Manatee Chat Project
Manatee Bioacoustic Research
Manatee acoustic communication has not been studied extensively because it has been believed that manatees have a very limited communication system, which acts mainly as a contact call between a mother and calf. This project will investigate the form and function of manatee vocalizations, and it will allow us to learn more about what signals manatees produce, what potential function they might serve, and what differences individual manatee calls have.The project’s overall goal is to analyze the acoustic (and later video) data sets with the help of citizen scientists. Part of this analysis will be used to train a deep learning system to identify and classify manatee calls. This is phase one of the project in which the citizen scientists are asked to identify and count manatee calls.
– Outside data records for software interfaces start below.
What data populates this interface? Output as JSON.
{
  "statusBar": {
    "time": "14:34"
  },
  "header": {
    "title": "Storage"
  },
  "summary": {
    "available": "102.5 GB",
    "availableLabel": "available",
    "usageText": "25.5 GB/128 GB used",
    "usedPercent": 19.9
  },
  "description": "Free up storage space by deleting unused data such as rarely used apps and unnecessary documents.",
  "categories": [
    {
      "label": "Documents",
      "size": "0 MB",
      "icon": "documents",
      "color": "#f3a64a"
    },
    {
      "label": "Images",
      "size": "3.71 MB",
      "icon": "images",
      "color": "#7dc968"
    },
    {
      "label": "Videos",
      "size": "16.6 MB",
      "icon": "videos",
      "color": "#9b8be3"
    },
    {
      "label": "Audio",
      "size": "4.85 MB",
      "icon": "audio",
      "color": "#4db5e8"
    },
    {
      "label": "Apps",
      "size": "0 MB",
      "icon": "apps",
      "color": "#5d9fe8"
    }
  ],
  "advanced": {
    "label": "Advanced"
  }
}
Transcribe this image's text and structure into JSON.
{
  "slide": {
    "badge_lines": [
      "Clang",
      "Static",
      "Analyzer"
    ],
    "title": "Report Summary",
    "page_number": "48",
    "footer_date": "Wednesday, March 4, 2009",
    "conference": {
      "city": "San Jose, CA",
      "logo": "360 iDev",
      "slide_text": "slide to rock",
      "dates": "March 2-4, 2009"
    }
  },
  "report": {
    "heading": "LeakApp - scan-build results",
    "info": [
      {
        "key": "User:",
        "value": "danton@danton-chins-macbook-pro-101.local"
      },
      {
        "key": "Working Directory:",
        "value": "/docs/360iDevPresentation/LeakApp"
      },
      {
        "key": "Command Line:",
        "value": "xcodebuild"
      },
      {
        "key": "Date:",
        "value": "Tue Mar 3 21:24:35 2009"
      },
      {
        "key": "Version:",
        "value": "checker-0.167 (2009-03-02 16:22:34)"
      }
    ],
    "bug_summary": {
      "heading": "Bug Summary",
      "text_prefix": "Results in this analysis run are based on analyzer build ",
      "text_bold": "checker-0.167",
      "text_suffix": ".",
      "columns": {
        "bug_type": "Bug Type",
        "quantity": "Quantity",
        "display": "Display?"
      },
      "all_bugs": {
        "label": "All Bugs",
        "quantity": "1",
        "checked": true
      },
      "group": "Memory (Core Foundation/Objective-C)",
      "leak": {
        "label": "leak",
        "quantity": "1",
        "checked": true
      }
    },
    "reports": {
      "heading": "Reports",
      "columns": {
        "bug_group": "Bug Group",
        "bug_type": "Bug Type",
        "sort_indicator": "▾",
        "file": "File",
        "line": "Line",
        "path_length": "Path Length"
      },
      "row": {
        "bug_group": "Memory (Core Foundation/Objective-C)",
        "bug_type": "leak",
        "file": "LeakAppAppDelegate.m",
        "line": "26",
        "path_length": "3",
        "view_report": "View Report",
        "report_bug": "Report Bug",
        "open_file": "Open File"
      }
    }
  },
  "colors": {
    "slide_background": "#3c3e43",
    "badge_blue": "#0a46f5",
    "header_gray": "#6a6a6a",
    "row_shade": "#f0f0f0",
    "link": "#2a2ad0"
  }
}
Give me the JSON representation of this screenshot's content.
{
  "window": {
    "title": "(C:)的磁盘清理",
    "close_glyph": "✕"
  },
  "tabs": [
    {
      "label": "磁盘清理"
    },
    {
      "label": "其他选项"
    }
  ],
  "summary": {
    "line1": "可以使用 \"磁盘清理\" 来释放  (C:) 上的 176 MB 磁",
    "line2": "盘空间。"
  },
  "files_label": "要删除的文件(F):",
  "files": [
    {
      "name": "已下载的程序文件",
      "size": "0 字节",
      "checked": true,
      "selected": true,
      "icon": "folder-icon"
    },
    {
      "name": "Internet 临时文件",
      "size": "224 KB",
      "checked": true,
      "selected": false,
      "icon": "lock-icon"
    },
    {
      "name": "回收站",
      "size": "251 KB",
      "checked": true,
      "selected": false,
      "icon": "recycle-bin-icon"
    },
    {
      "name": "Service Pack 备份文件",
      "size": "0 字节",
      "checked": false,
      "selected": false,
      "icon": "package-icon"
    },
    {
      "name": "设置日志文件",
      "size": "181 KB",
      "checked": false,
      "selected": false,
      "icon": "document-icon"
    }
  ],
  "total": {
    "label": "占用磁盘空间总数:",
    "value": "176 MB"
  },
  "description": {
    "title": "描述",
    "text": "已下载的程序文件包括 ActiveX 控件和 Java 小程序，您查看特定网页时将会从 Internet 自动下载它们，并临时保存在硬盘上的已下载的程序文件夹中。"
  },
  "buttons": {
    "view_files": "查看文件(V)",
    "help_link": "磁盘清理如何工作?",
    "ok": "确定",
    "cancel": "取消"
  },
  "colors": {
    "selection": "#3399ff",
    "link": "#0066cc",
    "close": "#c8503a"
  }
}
Manatees are very vocal and produce at least several different types of calls (Umeed et al., 2017; Mann et al., 2006). Although it has been proposed that the main function of manatee vocalizations is to serve as the contact calls between a mother and calf (O’shea and Poché Jr, 2006), there is at least some anecdotal evidence that unrelated manatees might also use calls for social purposes. At this stage, we simply ask for your help to determine if there is a manatee call in the sound file and also to count how many calls you hear in the audio file and see on the spectrogram. Once you start working on this project, you will be amazed by the diversity of calls produced, and you’ll discover how manatees appear to call back in response to certain calls.
The underwater environment is rarely silent. Since the recordings were made at the Lowry Park Zoo Manatee Hospital and Rehabilitation Center you will hear many other sounds (learn more in the Project Tutorial and the Field Guide ). You will hear the following: mastication (chewing) sounds that could help to identify the feeding events, mechanical sounds from the recording equipment, filter sounds, some other sounds when manatees rub against the underwater hydrophone, and in some cases you will even hear people talking in the manatee exhibit area.
Data Collection Site
The data was collected over a period of several years at the Lowry Park Zoo Manatee Hospital, Tampa, Florida, USA. Over 20 manatees (males and females) were observed and recorded, their ages differed from just few months old to over twenty years old. Our data sets included both video and audio, but phase one of this project will only include audio data.
Manatee acoustic communication has not been studied extensively, and we still do not know the potential function(s) of manatee calls beyond mother and calf contact. Additionally, categorizing calls and later relating them to behavioral states and events could help make a better sense of the data recorded in the future via passive acoustic recorders. Finally, understanding the categories of manatee calls and individual variations could help create a system for tracking manatees via passive acoustic recordings and potentially warn boaters about a manatee presence in the area.